The relationship between the Blue Men and the audience is the most intriguing part of this phenomenon. The audience could be considered an additional—and unpredictable—character. It’s not just that a woman from the audience is selected to appear onstage each night to partake in the “feast,” or that a man is chosen to get “Jelloed” (a new verb?) or that viewers in the first few rows are so close to the action that they’re given ponchos to wear in case paint or other stuff lands on them. It’s that the audience response catalyzes the Blue Men. That symbiosis is what fuels the passions of the show’s devoted fans.
“The relationship with the audience is everything,” underscores Matt Goldman, “because at the end of the day, the Blue Man is really just trying to connect. He knows, either intellectually or at gut level, that in order to get to that ecstatic, heightened moment, he must connect with these strangers. That’s why the Blue Man is so respectful [of his viewers]. He wants their trust. It’s all about connection.”
Clearly, Blue Man Group is connecting. Stanton recalls a man who saw the show 70 times (“he wasn’t a weirdo”) and others who’ve seen it 20 or 30 times. “Usually, if people see a play they liked, they’ll tell their friends to go see it,” says Quinn, “but with our show, people want the experience of seeing it with their friends.

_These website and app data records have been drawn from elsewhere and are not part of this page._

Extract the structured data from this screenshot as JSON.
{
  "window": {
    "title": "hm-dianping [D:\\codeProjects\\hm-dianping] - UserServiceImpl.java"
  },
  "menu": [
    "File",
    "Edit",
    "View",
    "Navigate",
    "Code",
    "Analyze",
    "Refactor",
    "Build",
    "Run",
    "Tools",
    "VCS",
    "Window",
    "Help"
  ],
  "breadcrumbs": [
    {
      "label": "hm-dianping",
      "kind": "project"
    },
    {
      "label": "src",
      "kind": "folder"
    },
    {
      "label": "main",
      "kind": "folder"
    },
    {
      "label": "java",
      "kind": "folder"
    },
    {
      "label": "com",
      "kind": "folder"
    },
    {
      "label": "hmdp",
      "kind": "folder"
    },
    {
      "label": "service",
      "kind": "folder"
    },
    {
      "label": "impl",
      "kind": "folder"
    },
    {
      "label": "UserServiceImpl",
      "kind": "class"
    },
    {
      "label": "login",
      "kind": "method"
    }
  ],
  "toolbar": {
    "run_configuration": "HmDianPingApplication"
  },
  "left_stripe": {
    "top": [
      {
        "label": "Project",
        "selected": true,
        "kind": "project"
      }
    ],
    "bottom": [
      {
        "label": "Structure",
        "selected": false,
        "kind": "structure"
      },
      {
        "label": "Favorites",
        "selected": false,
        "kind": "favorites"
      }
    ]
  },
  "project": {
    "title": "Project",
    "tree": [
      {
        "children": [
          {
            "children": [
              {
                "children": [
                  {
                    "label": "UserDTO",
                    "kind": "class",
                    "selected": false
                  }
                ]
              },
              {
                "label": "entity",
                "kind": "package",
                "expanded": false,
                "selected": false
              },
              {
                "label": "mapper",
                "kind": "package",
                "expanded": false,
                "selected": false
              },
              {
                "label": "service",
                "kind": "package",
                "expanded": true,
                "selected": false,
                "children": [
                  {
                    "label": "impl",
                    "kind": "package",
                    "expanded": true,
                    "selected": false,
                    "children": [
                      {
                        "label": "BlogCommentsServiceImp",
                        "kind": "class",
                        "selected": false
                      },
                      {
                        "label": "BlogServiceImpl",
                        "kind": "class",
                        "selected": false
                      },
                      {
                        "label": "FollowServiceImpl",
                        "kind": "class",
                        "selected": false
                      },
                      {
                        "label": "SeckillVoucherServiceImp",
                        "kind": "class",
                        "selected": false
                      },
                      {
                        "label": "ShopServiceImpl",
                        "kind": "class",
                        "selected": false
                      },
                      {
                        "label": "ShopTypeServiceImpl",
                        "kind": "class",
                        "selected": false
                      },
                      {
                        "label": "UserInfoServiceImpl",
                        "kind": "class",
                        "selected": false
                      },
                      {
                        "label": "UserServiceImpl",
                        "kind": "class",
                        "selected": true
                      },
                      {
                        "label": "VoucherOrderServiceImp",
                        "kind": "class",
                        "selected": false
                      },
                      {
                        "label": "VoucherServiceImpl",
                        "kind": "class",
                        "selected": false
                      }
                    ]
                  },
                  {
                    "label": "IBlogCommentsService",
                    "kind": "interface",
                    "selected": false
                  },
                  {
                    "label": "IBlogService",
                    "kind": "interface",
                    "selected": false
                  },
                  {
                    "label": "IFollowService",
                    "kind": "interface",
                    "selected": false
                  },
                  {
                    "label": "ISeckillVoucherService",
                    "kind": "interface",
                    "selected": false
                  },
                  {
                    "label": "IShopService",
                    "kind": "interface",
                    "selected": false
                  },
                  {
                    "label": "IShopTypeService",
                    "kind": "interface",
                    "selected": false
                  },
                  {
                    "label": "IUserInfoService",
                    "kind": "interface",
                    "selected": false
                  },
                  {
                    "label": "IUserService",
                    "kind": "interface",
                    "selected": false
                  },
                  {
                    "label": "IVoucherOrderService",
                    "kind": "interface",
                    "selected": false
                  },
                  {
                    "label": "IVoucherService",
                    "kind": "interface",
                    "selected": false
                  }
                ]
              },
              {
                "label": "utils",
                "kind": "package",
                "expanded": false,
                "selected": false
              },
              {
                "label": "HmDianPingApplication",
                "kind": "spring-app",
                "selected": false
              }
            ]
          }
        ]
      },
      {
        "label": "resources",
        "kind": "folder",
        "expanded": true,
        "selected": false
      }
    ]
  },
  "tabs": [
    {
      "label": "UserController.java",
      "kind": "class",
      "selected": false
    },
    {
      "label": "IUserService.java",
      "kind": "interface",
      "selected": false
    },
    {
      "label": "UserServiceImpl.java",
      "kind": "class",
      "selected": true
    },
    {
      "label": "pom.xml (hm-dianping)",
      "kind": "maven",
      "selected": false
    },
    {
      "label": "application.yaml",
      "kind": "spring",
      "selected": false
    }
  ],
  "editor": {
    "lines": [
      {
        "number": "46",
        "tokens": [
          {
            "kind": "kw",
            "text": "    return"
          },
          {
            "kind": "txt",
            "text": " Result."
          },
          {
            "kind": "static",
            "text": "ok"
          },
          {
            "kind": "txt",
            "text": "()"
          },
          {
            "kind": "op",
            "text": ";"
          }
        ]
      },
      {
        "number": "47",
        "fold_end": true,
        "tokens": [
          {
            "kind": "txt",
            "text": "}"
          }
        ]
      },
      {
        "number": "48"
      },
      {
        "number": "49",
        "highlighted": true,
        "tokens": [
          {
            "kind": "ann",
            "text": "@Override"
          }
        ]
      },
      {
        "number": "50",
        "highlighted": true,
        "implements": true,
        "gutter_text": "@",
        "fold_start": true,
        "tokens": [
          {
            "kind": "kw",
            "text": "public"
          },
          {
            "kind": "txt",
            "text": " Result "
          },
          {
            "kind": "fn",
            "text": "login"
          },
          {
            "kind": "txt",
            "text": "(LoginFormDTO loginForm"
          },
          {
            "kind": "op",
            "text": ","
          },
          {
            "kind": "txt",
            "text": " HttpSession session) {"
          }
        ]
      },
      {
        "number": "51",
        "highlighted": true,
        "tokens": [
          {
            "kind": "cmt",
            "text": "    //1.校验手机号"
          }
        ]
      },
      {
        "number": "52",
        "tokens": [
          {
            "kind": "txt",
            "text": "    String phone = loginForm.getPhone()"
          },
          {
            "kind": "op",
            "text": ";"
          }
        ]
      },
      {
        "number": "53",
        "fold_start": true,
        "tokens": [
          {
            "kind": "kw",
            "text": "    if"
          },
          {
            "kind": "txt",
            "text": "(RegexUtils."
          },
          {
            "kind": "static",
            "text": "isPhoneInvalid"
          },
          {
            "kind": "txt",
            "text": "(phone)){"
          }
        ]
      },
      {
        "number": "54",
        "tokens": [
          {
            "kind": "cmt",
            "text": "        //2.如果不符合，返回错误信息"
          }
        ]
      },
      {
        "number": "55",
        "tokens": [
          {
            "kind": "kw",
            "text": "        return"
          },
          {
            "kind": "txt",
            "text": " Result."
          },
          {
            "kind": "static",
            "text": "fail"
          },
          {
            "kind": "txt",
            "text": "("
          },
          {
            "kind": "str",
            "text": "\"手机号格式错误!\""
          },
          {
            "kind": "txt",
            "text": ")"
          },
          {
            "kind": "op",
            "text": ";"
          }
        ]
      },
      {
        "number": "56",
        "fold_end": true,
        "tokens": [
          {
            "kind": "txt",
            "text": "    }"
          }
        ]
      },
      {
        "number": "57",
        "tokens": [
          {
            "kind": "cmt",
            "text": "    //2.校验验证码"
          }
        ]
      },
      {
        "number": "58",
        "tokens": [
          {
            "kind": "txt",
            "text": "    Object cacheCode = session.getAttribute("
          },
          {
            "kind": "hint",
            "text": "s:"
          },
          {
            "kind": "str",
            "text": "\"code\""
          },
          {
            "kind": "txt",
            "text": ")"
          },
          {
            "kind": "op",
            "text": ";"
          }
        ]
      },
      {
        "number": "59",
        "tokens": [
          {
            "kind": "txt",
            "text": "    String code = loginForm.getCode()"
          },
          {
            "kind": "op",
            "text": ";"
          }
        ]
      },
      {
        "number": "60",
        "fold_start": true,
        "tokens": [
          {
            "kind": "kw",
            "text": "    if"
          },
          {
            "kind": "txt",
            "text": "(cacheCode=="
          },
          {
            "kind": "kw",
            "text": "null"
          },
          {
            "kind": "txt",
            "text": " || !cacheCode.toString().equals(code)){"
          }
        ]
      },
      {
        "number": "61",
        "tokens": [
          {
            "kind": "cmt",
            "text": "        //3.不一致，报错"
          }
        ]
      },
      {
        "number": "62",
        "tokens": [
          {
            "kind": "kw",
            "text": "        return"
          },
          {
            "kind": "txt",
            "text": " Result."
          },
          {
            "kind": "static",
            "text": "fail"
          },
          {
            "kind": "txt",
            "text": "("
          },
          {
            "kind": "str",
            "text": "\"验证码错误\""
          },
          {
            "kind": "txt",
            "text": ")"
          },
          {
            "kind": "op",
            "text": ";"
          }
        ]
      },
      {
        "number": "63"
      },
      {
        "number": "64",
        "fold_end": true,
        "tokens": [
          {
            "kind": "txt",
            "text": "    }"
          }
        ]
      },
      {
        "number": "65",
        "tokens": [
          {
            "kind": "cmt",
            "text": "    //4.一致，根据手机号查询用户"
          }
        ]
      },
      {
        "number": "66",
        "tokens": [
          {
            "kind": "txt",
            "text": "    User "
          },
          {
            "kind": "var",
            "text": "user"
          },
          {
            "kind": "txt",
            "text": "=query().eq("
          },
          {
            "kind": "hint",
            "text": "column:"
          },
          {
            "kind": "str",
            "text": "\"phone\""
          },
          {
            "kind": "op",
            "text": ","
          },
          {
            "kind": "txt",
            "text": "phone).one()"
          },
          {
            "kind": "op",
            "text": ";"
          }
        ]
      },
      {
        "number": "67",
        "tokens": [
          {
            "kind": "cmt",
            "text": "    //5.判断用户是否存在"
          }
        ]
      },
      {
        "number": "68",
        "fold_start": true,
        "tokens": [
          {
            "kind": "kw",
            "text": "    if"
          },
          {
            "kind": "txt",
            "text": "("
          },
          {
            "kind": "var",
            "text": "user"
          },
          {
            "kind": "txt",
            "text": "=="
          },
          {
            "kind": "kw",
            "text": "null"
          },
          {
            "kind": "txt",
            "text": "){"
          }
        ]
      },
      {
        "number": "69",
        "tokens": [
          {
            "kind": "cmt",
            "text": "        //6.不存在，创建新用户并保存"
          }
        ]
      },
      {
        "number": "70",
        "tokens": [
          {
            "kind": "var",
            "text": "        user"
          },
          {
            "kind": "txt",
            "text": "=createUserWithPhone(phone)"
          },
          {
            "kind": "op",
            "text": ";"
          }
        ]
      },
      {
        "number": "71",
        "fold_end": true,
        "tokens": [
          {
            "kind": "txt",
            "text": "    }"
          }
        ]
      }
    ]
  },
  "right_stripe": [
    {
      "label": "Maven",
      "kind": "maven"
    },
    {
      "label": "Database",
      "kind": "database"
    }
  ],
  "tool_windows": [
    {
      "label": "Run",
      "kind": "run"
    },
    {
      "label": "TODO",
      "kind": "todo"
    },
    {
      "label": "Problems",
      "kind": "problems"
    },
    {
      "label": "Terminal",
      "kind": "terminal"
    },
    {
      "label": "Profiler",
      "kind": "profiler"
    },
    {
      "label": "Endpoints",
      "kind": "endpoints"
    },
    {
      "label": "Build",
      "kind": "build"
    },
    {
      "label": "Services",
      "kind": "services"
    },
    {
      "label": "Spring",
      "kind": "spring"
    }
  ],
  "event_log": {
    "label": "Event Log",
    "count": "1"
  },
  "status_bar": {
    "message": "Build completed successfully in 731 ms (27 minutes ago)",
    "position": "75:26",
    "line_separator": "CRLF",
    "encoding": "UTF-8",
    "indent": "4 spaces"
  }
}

And that creates energy and intensity from the start…. It’s not a passive experience. It’s more like going to a sporting event.
“I tell people that you don’t really start seeing the layers of the onion peeled back until you see the show for the second or third time. I also think people come back for very specific reasons: they want to really listen to the music or pay attention to a particular moment because they couldn’t quite figure out how it was done. And they come back because they want to see how the show is different from night to night. The other thing is, we change the show. Every couple of years we swap out a whole bunch of material. We want it to be relevant to time and period.”
The national tour should only expand Blue Man Group’s fan base and recidivists will discover a performance quite different from its predecessors.
“We are going to be in large theatres, and that was one of the main impulses for finding another way to deliver a lot of the content,” says Stanton. “We have a new set design, with LED surfaces and LED curtains. It gives the show a completely different look. And we’ve found that we can use the technology to help people focus more.”
The finale—one of Blue Man Group’s most celebrated hallmarks—is now completely new; replacing it, its creators say, took guts.
“We always wanted the show to feel like it was working toward that moment, that ending, when all the things that make us fragmented in the modern world go away and we become one group,” says Stanton. “It’s hinted at in certain places during the show, and that’s what the arc of the evening is about: two cultures encountering each other and realizing by the end that there are no barriers between them….
“There aren’t many places where you can be with strangers and have this shared experience. The new finale has a similar concept, and the same goal: to make the audience look around and encounter other people. Visually, we’re taking it to another level. We hope audiences will find it even more powerful.”
Material for this article is courtesy of the Blue Man Group website.
By Sylvie Drake
For nearly 60 years, he’s usurped Mark Twain’s persona as his mantle and Twain’s perspicacity as his rapier. Both still apply.
Did you know…. that actor Hal Holbrook was a member of the first Lincoln Center Repertory Company (1963), did a whole lot of regional theatre, film and TV, won numerous Emmys, including one for his role as host and narrator of Portrait of America, a five-year cable TV project that garnered the 1984 Peabody?
Of course not.